■ Information ■
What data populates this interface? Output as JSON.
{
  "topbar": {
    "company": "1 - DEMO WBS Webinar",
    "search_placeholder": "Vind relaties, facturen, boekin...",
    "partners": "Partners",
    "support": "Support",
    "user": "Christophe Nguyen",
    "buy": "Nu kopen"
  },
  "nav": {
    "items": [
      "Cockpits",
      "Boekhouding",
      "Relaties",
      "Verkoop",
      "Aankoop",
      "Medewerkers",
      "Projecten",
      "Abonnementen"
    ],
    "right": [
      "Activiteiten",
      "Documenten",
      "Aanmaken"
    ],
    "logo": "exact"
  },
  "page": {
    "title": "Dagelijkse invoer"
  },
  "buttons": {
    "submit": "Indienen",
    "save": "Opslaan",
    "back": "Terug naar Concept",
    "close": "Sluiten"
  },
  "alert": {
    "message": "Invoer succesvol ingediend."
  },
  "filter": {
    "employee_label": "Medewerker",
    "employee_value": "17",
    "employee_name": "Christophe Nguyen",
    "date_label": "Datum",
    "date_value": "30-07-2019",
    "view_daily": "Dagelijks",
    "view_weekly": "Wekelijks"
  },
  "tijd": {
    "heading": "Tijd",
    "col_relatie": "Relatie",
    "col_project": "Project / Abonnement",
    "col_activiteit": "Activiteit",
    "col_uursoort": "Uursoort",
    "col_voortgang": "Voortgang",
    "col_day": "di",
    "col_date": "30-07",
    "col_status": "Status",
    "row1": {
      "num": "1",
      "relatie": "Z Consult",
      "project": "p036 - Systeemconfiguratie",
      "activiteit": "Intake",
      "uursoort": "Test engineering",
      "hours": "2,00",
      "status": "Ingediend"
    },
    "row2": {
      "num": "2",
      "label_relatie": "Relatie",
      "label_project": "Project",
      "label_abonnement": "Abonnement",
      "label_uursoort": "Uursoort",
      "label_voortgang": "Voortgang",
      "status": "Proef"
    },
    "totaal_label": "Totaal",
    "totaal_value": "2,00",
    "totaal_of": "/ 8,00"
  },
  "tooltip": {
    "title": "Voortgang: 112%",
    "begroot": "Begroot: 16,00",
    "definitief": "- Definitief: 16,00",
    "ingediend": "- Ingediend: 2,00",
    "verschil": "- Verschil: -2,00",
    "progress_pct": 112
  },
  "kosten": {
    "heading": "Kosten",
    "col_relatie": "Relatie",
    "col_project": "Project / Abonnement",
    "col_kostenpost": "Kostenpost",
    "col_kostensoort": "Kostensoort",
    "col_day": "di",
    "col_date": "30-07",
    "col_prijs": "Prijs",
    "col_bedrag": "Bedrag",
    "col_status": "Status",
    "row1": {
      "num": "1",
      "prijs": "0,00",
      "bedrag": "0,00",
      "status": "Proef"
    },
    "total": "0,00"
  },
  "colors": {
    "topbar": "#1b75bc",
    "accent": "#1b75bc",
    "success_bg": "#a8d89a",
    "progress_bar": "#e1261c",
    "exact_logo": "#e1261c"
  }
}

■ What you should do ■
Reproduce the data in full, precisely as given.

■ Solution ■
What data populates this interface? Output as JSON.
{
  "topbar": {
    "company": "1 - DEMO WBS Webinar",
    "search_placeholder": "Vind relaties, facturen, boekin...",
    "partners": "Partners",
    "support": "Support",
    "user": "Christophe Nguyen",
    "buy": "Nu kopen"
  },
  "nav": {
    "items": [
      "Cockpits",
      "Boekhouding",
      "Relaties",
      "Verkoop",
      "Aankoop",
      "Medewerkers",
      "Projecten",
      "Abonnementen"
    ],
    "right": [
      "Activiteiten",
      "Documenten",
      "Aanmaken"
    ],
    "logo": "exact"
  },
  "page": {
    "title": "Dagelijkse invoer"
  },
  "buttons": {
    "submit": "Indienen",
    "save": "Opslaan",
    "back": "Terug naar Concept",
    "close": "Sluiten"
  },
  "alert": {
    "message": "Invoer succesvol ingediend."
  },
  "filter": {
    "employee_label": "Medewerker",
    "employee_value": "17",
    "employee_name": "Christophe Nguyen",
    "date_label": "Datum",
    "date_value": "30-07-2019",
    "view_daily": "Dagelijks",
    "view_weekly": "Wekelijks"
  },
  "tijd": {
    "heading": "Tijd",
    "col_relatie": "Relatie",
    "col_project": "Project / Abonnement",
    "col_activiteit": "Activiteit",
    "col_uursoort": "Uursoort",
    "col_voortgang": "Voortgang",
    "col_day": "di",
    "col_date": "30-07",
    "col_status": "Status",
    "row1": {
      "num": "1",
      "relatie": "Z Consult",
      "project": "p036 - Systeemconfiguratie",
      "activiteit": "Intake",
      "uursoort": "Test engineering",
      "hours": "2,00",
      "status": "Ingediend"
    },
    "row2": {
      "num": "2",
      "label_relatie": "Relatie",
      "label_project": "Project",
      "label_abonnement": "Abonnement",
      "label_uursoort": "Uursoort",
      "label_voortgang": "Voortgang",
      "status": "Proef"
    },
    "totaal_label": "Totaal",
    "totaal_value": "2,00",
    "totaal_of": "/ 8,00"
  },
  "tooltip": {
    "title": "Voortgang: 112%",
    "begroot": "Begroot: 16,00",
    "definitief": "- Definitief: 16,00",
    "ingediend": "- Ingediend: 2,00",
    "verschil": "- Verschil: -2,00",
    "progress_pct": 112
  },
  "kosten": {
    "heading": "Kosten",
    "col_relatie": "Relatie",
    "col_project": "Project / Abonnement",
    "col_kostenpost": "Kostenpost",
    "col_kostensoort": "Kostensoort",
    "col_day": "di",
    "col_date": "30-07",
    "col_prijs": "Prijs",
    "col_bedrag": "Bedrag",
    "col_status": "Status",
    "row1": {
      "num": "1",
      "prijs": "0,00",
      "bedrag": "0,00",
      "status": "Proef"
    },
    "total": "0,00"
  },
  "colors": {
    "topbar": "#1b75bc",
    "accent": "#1b75bc",
    "success_bg": "#a8d89a",
    "progress_bar": "#e1261c",
    "exact_logo": "#e1261c"
  }
}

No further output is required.